Blevins says that the poetic “sentence” is a unit for “talk” and that “talk” is the essence of the poet’s authentic being. I, however, cannot shake the belief that English is “an artificial, stiffish thing” and was grateful to discover Stein and a whole lineage of poets, in particular the Language poets, such as Lyn Hejinian and Ron Silliman, who pretty much thought the same. Their poetry emphasizes the materiality of language rather than language as transparent conduit for soulmaking. They asserted that the “I” in the poem is really a fabrication of the self rather than a direct mirror of the author’s psyche. As Hejinian once wrote, “One is not oneself, one is several, incomplete, and subject to dispersal.” From these ideas, the Language poets stylistically formed their own versions of what poet Ron Silliman dubbed the “new sentence”: poetic lines that are syntactically fractured, purposefully atonal, averse to the first person.

Ultimately, though, I was more drawn to poets who severed syntax out of a sense of cultural or political displacement rather than for the sake of experimentation. History and circumstance alienated these poets from their own language, placed them in the margins of their cultures, where they were witness to language’s limits in articulating a cohesive voice. Through deliberate inarticulation, they managed to strain out a charged music from syntactic chaff, a music borne out of negation. The poet I have most in mind is Paul Celan.
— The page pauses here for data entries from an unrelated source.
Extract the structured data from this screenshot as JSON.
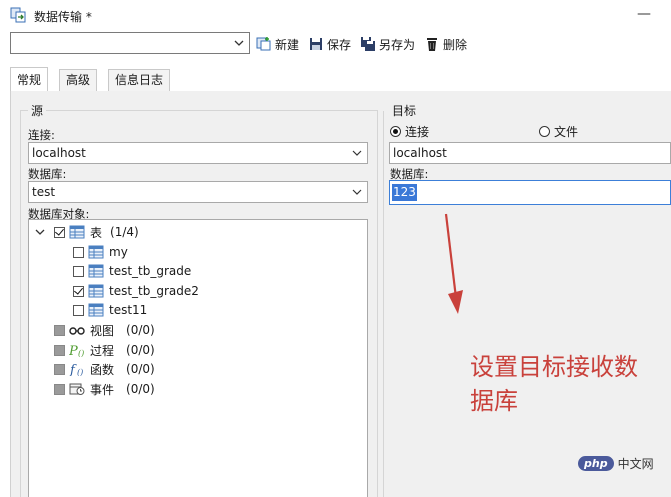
{
  "window": {
    "title": "数据传输 *"
  },
  "toolbar": {
    "profile_value": "",
    "new_label": "新建",
    "save_label": "保存",
    "save_as_label": "另存为",
    "delete_label": "删除"
  },
  "tabs": [
    {
      "label": "常规",
      "active": true
    },
    {
      "label": "高级",
      "active": false
    },
    {
      "label": "信息日志",
      "active": false
    }
  ],
  "source": {
    "title": "源",
    "connection_label": "连接:",
    "connection_value": "localhost",
    "database_label": "数据库:",
    "database_value": "test",
    "objects_label": "数据库对象:",
    "tree": {
      "tables": {
        "label": "表",
        "count": "(1/4)"
      },
      "table_items": [
        {
          "name": "my",
          "checked": false
        },
        {
          "name": "test_tb_grade",
          "checked": false
        },
        {
          "name": "test_tb_grade2",
          "checked": true
        },
        {
          "name": "test11",
          "checked": false
        }
      ],
      "views": {
        "label": "视图",
        "count": "(0/0)"
      },
      "procedures": {
        "label": "过程",
        "count": "(0/0)"
      },
      "functions": {
        "label": "函数",
        "count": "(0/0)"
      },
      "events": {
        "label": "事件",
        "count": "(0/0)"
      }
    }
  },
  "target": {
    "title": "目标",
    "radio_connection_label": "连接",
    "radio_file_label": "文件",
    "selected": "connection",
    "connection_value": "localhost",
    "database_label": "数据库:",
    "database_value": "123"
  },
  "annotation": {
    "line1": "设置目标接收数",
    "line2": "据库"
  },
  "watermark": {
    "badge": "php",
    "text": "中文网"
  },
  "colors": {
    "annotation": "#c9413b",
    "selection": "#3a78d7",
    "panel": "#f0f0f0"
  }
}
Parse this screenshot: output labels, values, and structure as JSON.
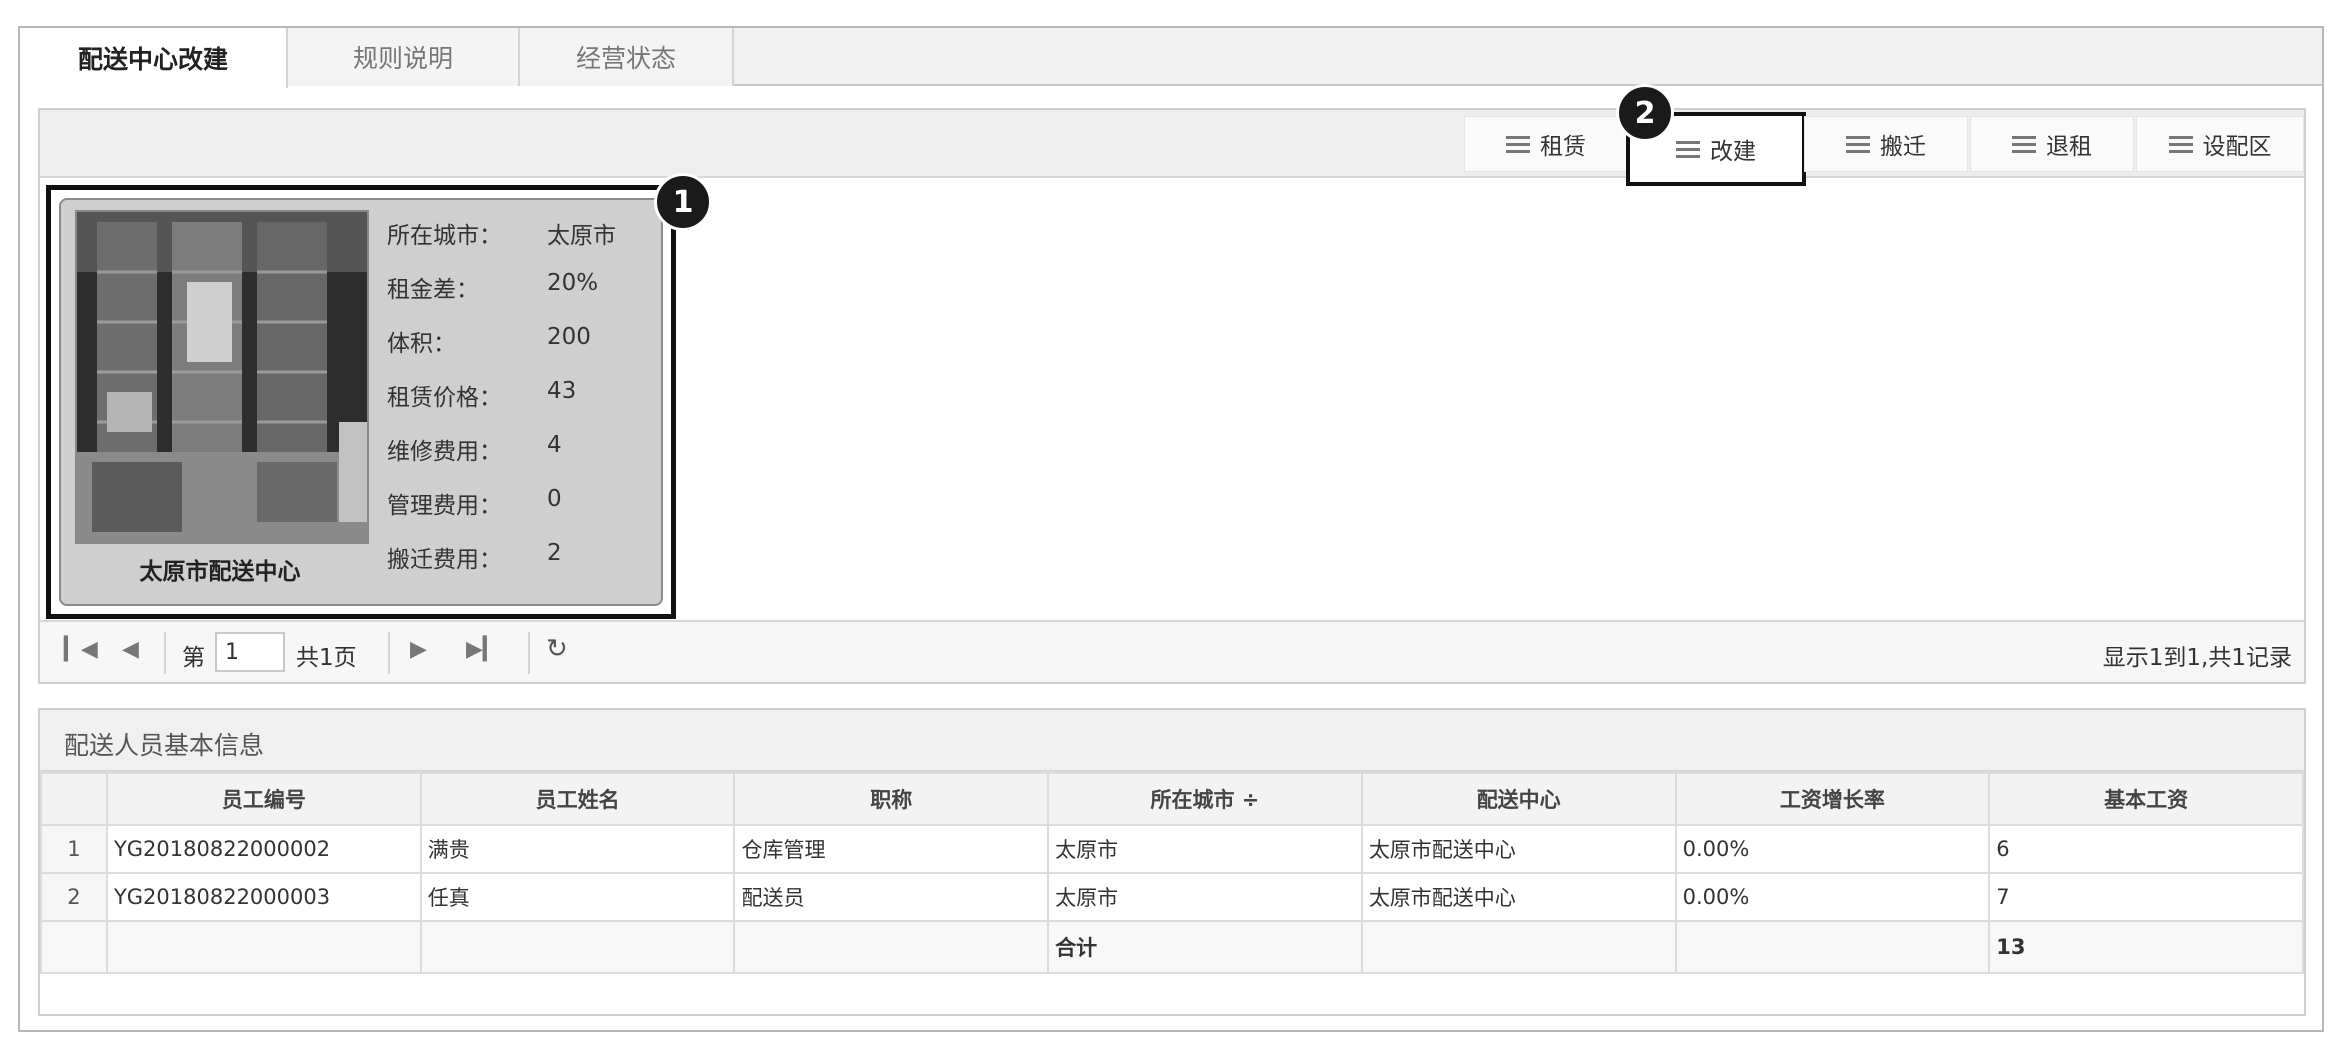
{
  "tabs": [
    {
      "label": "配送中心改建",
      "active": true
    },
    {
      "label": "规则说明",
      "active": false
    },
    {
      "label": "经营状态",
      "active": false
    }
  ],
  "toolbar": {
    "buttons": [
      {
        "label": "租赁",
        "icon": "list-icon"
      },
      {
        "label": "改建",
        "icon": "list-icon",
        "highlighted": true
      },
      {
        "label": "搬迁",
        "icon": "list-icon"
      },
      {
        "label": "退租",
        "icon": "list-icon"
      },
      {
        "label": "设配区",
        "icon": "list-icon"
      }
    ]
  },
  "callouts": {
    "one": "1",
    "two": "2"
  },
  "card": {
    "name": "太原市配送中心",
    "fields": [
      {
        "label": "所在城市：",
        "value": "太原市"
      },
      {
        "label": "租金差：",
        "value": "20%"
      },
      {
        "label": "体积：",
        "value": "200"
      },
      {
        "label": "租赁价格：",
        "value": "43"
      },
      {
        "label": "维修费用：",
        "value": "4"
      },
      {
        "label": "管理费用：",
        "value": "0"
      },
      {
        "label": "搬迁费用：",
        "value": "2"
      }
    ]
  },
  "pager": {
    "page_prefix": "第",
    "page_value": "1",
    "page_total": "共1页",
    "summary": "显示1到1,共1记录"
  },
  "staff_table": {
    "title": "配送人员基本信息",
    "columns": [
      "员工编号",
      "员工姓名",
      "职称",
      "所在城市 ÷",
      "配送中心",
      "工资增长率",
      "基本工资"
    ],
    "rows": [
      {
        "rn": "1",
        "cells": [
          "YG20180822000002",
          "满贵",
          "仓库管理",
          "太原市",
          "太原市配送中心",
          "0.00%",
          "6"
        ]
      },
      {
        "rn": "2",
        "cells": [
          "YG20180822000003",
          "任真",
          "配送员",
          "太原市",
          "太原市配送中心",
          "0.00%",
          "7"
        ]
      }
    ],
    "footer": {
      "label": "合计",
      "total": "13"
    }
  },
  "colors": {
    "highlight_border": "#111111",
    "card_bg": "#cfcfcf",
    "toolbar_bg": "#eeeeee"
  }
}
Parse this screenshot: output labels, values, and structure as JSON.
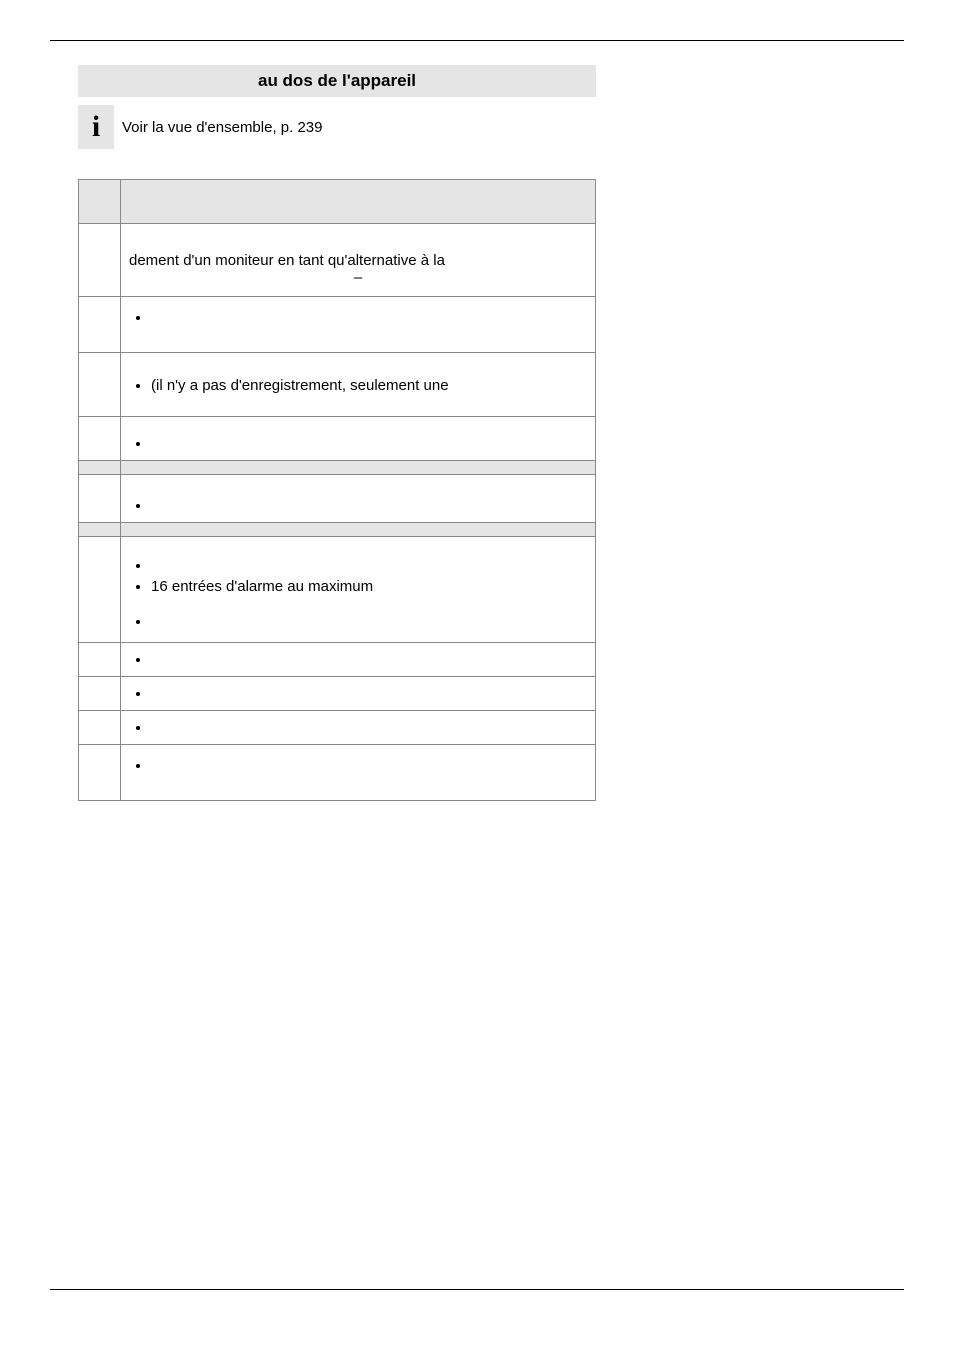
{
  "section_title": "au dos de l'appareil",
  "info_icon": "i",
  "info_text": "Voir la vue d'ensemble, p. 239",
  "rows": {
    "r1": {
      "line1": "dement d'un moniteur en tant qu'alternative à la",
      "dash": "–"
    },
    "r2": {
      "bullet": ""
    },
    "r3": {
      "bullet": "(il n'y a pas d'enregistrement, seulement une"
    },
    "r4": {
      "bullet": ""
    },
    "r5": {
      "bullet": ""
    },
    "r6": {
      "b1": "",
      "b2": "16 entrées d'alarme au maximum",
      "b3": ""
    },
    "r7": {
      "bullet": ""
    },
    "r8": {
      "bullet": ""
    },
    "r9": {
      "bullet": ""
    },
    "r10": {
      "bullet": ""
    }
  }
}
Celan’s relationship with the German language was tortured and ambivalent. Son of Jewish parents, he lived in Romania and grew up speaking German and Yiddish, Hebrew, Romanian, and Russian. When the German forces conquered Romania, they deported Celan’s parents to the concentration camps. Because his German mother tongue was also the language of his parents’ murderers, Celan wrestled with it in his poetry, a tension evident in the fissures, elisions, and neologisms of his poems. From these ruptures, Celan sutured a composition that radiates a haunting and terrifying music. To wit:
No one kneads us again out of earth and clay,
no one incants our dust.
No one.

Blessed art thou, No one.
In thy sight would
we bloom.
In thy

A Nothing
We were, are now, and ever
shall be, blooming:
the Nothing-, the

Our pistil soul-bright
Our stamen heaven-waste,
Our corolla red
From the purpleword we sang
Over, O over
The thorn.

read the rest: How Words Fail

Wednesday, February 02, 2011

from The content of Form

by Hayden White

What I have sought to suggest is that this value attached to narrativity in the representation of real events arises out of a desire to have real events display the coherence, integrity, fullness, and closure of an image of life that is and can only be imaginary. The notion that sequences of real events possess the formal attributes of the stories we tell about imaginary events could only have its origin in whishes, daydreams, reveries. Does the world really present itself to perception in the form of well-made stories, with central subjects, proper beginnings, middles, and ends, and a coherence that permits us to see “the end” in every beginning? Or does it present itself more in the forms that the annals and chronicle suggest, either as mere sequence without beginning or end or a sequences of beginnings that only terminate and never conclude? And does the world, even the social world, ever really come to us as already narrativized, already “speaking itself” from beyond the horizon of our capacity to make scientific sense of it? Or is the fiction of such a world, capable of speaking itself and of displaying itself as a form of a story, necessary for the establishment of that moral authority without which the notion of a specifically social reality would be unthinkable?...Could we ever narrativize without moralizing? (24-25)